_WHAT YOU SHOULD DO_:
Your answer must be an exact copy of the records below.

(Items from an interface collection)
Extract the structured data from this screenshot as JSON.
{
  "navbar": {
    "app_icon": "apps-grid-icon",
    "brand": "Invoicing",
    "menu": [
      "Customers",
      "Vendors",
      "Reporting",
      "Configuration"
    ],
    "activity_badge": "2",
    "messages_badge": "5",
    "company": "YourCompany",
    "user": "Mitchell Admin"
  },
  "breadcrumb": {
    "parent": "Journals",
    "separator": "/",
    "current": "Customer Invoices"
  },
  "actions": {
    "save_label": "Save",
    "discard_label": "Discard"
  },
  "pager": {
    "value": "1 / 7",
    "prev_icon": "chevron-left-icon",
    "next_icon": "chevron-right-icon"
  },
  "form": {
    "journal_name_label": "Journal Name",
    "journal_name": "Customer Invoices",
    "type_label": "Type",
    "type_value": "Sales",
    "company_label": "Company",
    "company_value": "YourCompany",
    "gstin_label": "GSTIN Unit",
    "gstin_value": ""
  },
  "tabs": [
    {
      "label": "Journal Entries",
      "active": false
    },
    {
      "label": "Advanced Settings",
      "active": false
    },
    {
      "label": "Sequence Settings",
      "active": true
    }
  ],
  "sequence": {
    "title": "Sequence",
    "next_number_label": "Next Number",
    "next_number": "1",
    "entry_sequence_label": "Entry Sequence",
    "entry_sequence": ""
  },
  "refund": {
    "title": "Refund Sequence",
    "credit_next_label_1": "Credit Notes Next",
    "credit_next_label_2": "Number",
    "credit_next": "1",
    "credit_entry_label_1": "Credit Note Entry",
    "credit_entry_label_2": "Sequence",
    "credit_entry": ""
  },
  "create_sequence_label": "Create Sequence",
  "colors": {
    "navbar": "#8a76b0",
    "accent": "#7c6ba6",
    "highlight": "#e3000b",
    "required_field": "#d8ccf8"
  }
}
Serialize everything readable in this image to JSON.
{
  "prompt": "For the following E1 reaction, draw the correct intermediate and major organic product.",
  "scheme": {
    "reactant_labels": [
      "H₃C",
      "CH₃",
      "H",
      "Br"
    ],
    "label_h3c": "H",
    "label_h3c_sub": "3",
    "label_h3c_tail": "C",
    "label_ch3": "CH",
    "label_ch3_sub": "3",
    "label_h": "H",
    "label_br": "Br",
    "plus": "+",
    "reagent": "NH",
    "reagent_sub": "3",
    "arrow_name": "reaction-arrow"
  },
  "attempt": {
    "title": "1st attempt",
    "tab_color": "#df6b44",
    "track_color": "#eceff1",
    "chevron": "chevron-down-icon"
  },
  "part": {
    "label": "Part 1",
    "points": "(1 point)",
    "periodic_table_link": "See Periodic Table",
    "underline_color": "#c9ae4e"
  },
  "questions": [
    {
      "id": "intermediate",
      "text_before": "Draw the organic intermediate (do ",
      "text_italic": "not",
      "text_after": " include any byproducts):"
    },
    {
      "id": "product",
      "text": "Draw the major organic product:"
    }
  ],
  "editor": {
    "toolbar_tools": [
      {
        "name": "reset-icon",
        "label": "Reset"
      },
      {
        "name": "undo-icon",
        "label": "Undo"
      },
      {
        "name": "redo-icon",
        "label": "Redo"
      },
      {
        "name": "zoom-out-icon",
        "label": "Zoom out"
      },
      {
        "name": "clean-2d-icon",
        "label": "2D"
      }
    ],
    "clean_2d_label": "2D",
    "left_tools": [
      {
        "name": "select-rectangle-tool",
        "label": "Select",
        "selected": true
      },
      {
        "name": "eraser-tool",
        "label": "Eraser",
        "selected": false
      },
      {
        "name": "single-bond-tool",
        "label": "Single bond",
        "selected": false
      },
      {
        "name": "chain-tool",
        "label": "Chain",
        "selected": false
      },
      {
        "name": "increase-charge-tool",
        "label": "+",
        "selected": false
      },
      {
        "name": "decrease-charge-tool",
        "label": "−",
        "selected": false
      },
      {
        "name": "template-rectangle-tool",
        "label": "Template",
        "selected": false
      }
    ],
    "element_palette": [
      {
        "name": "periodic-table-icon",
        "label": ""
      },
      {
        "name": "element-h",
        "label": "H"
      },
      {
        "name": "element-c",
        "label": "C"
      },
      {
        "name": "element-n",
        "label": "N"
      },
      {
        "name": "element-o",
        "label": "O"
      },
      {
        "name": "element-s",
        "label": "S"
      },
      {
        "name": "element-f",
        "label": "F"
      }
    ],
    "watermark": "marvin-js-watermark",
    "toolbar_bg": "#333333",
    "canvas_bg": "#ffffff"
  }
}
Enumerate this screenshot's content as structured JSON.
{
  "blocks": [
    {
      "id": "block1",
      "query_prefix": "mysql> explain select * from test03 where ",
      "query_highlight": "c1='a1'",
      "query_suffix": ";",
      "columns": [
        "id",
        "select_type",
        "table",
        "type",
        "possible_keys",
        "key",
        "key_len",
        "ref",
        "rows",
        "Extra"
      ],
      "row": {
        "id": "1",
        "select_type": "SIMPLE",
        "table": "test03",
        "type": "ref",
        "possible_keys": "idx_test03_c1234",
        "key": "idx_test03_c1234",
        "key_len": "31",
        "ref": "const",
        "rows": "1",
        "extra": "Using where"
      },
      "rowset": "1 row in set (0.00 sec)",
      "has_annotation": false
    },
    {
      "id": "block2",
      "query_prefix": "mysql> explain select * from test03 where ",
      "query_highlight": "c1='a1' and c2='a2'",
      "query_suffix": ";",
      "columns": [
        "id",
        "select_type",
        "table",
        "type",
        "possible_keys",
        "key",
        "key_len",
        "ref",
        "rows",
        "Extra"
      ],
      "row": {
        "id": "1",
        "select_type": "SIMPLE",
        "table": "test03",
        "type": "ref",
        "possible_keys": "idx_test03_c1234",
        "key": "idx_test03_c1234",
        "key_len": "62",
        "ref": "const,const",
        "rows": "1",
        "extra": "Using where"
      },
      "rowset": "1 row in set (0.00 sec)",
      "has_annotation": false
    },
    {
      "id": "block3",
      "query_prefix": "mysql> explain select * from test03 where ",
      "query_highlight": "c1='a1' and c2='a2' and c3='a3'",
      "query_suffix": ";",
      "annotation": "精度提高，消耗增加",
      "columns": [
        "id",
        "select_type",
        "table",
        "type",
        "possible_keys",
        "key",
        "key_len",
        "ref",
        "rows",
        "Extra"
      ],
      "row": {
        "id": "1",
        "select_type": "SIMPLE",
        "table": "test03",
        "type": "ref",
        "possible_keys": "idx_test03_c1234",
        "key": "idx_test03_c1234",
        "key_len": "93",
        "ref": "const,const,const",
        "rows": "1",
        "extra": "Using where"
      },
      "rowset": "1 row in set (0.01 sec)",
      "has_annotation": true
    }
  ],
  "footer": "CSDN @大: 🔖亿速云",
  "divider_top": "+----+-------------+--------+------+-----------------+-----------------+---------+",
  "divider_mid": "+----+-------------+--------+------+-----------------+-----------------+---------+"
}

_RESPONSE TO THIS TASK_:
Extract the structured data from this screenshot as JSON.
{
  "navbar": {
    "app_icon": "apps-grid-icon",
    "brand": "Invoicing",
    "menu": [
      "Customers",
      "Vendors",
      "Reporting",
      "Configuration"
    ],
    "activity_badge": "2",
    "messages_badge": "5",
    "company": "YourCompany",
    "user": "Mitchell Admin"
  },
  "breadcrumb": {
    "parent": "Journals",
    "separator": "/",
    "current": "Customer Invoices"
  },
  "actions": {
    "save_label": "Save",
    "discard_label": "Discard"
  },
  "pager": {
    "value": "1 / 7",
    "prev_icon": "chevron-left-icon",
    "next_icon": "chevron-right-icon"
  },
  "form": {
    "journal_name_label": "Journal Name",
    "journal_name": "Customer Invoices",
    "type_label": "Type",
    "type_value": "Sales",
    "company_label": "Company",
    "company_value": "YourCompany",
    "gstin_label": "GSTIN Unit",
    "gstin_value": ""
  },
  "tabs": [
    {
      "label": "Journal Entries",
      "active": false
    },
    {
      "label": "Advanced Settings",
      "active": false
    },
    {
      "label": "Sequence Settings",
      "active": true
    }
  ],
  "sequence": {
    "title": "Sequence",
    "next_number_label": "Next Number",
    "next_number": "1",
    "entry_sequence_label": "Entry Sequence",
    "entry_sequence": ""
  },
  "refund": {
    "title": "Refund Sequence",
    "credit_next_label_1": "Credit Notes Next",
    "credit_next_label_2": "Number",
    "credit_next": "1",
    "credit_entry_label_1": "Credit Note Entry",
    "credit_entry_label_2": "Sequence",
    "credit_entry": ""
  },
  "create_sequence_label": "Create Sequence",
  "colors": {
    "navbar": "#8a76b0",
    "accent": "#7c6ba6",
    "highlight": "#e3000b",
    "required_field": "#d8ccf8"
  }
}
Serialize everything readable in this image to JSON.
{
  "prompt": "For the following E1 reaction, draw the correct intermediate and major organic product.",
  "scheme": {
    "reactant_labels": [
      "H₃C",
      "CH₃",
      "H",
      "Br"
    ],
    "label_h3c": "H",
    "label_h3c_sub": "3",
    "label_h3c_tail": "C",
    "label_ch3": "CH",
    "label_ch3_sub": "3",
    "label_h": "H",
    "label_br": "Br",
    "plus": "+",
    "reagent": "NH",
    "reagent_sub": "3",
    "arrow_name": "reaction-arrow"
  },
  "attempt": {
    "title": "1st attempt",
    "tab_color": "#df6b44",
    "track_color": "#eceff1",
    "chevron": "chevron-down-icon"
  },
  "part": {
    "label": "Part 1",
    "points": "(1 point)",
    "periodic_table_link": "See Periodic Table",
    "underline_color": "#c9ae4e"
  },
  "questions": [
    {
      "id": "intermediate",
      "text_before": "Draw the organic intermediate (do ",
      "text_italic": "not",
      "text_after": " include any byproducts):"
    },
    {
      "id": "product",
      "text": "Draw the major organic product:"
    }
  ],
  "editor": {
    "toolbar_tools": [
      {
        "name": "reset-icon",
        "label": "Reset"
      },
      {
        "name": "undo-icon",
        "label": "Undo"
      },
      {
        "name": "redo-icon",
        "label": "Redo"
      },
      {
        "name": "zoom-out-icon",
        "label": "Zoom out"
      },
      {
        "name": "clean-2d-icon",
        "label": "2D"
      }
    ],
    "clean_2d_label": "2D",
    "left_tools": [
      {
        "name": "select-rectangle-tool",
        "label": "Select",
        "selected": true
      },
      {
        "name": "eraser-tool",
        "label": "Eraser",
        "selected": false
      },
      {
        "name": "single-bond-tool",
        "label": "Single bond",
        "selected": false
      },
      {
        "name": "chain-tool",
        "label": "Chain",
        "selected": false
      },
      {
        "name": "increase-charge-tool",
        "label": "+",
        "selected": false
      },
      {
        "name": "decrease-charge-tool",
        "label": "−",
        "selected": false
      },
      {
        "name": "template-rectangle-tool",
        "label": "Template",
        "selected": false
      }
    ],
    "element_palette": [
      {
        "name": "periodic-table-icon",
        "label": ""
      },
      {
        "name": "element-h",
        "label": "H"
      },
      {
        "name": "element-c",
        "label": "C"
      },
      {
        "name": "element-n",
        "label": "N"
      },
      {
        "name": "element-o",
        "label": "O"
      },
      {
        "name": "element-s",
        "label": "S"
      },
      {
        "name": "element-f",
        "label": "F"
      }
    ],
    "watermark": "marvin-js-watermark",
    "toolbar_bg": "#333333",
    "canvas_bg": "#ffffff"
  }
}
Enumerate this screenshot's content as structured JSON.
{
  "blocks": [
    {
      "id": "block1",
      "query_prefix": "mysql> explain select * from test03 where ",
      "query_highlight": "c1='a1'",
      "query_suffix": ";",
      "columns": [
        "id",
        "select_type",
        "table",
        "type",
        "possible_keys",
        "key",
        "key_len",
        "ref",
        "rows",
        "Extra"
      ],
      "row": {
        "id": "1",
        "select_type": "SIMPLE",
        "table": "test03",
        "type": "ref",
        "possible_keys": "idx_test03_c1234",
        "key": "idx_test03_c1234",
        "key_len": "31",
        "ref": "const",
        "rows": "1",
        "extra": "Using where"
      },
      "rowset": "1 row in set (0.00 sec)",
      "has_annotation": false
    },
    {
      "id": "block2",
      "query_prefix": "mysql> explain select * from test03 where ",
      "query_highlight": "c1='a1' and c2='a2'",
      "query_suffix": ";",
      "columns": [
        "id",
        "select_type",
        "table",
        "type",
        "possible_keys",
        "key",
        "key_len",
        "ref",
        "rows",
        "Extra"
      ],
      "row": {
        "id": "1",
        "select_type": "SIMPLE",
        "table": "test03",
        "type": "ref",
        "possible_keys": "idx_test03_c1234",
        "key": "idx_test03_c1234",
        "key_len": "62",
        "ref": "const,const",
        "rows": "1",
        "extra": "Using where"
      },
      "rowset": "1 row in set (0.00 sec)",
      "has_annotation": false
    },
    {
      "id": "block3",
      "query_prefix": "mysql> explain select * from test03 where ",
      "query_highlight": "c1='a1' and c2='a2' and c3='a3'",
      "query_suffix": ";",
      "annotation": "精度提高，消耗增加",
      "columns": [
        "id",
        "select_type",
        "table",
        "type",
        "possible_keys",
        "key",
        "key_len",
        "ref",
        "rows",
        "Extra"
      ],
      "row": {
        "id": "1",
        "select_type": "SIMPLE",
        "table": "test03",
        "type": "ref",
        "possible_keys": "idx_test03_c1234",
        "key": "idx_test03_c1234",
        "key_len": "93",
        "ref": "const,const,const",
        "rows": "1",
        "extra": "Using where"
      },
      "rowset": "1 row in set (0.01 sec)",
      "has_annotation": true
    }
  ],
  "footer": "CSDN @大: 🔖亿速云",
  "divider_top": "+----+-------------+--------+------+-----------------+-----------------+---------+",
  "divider_mid": "+----+-------------+--------+------+-----------------+-----------------+---------+"
}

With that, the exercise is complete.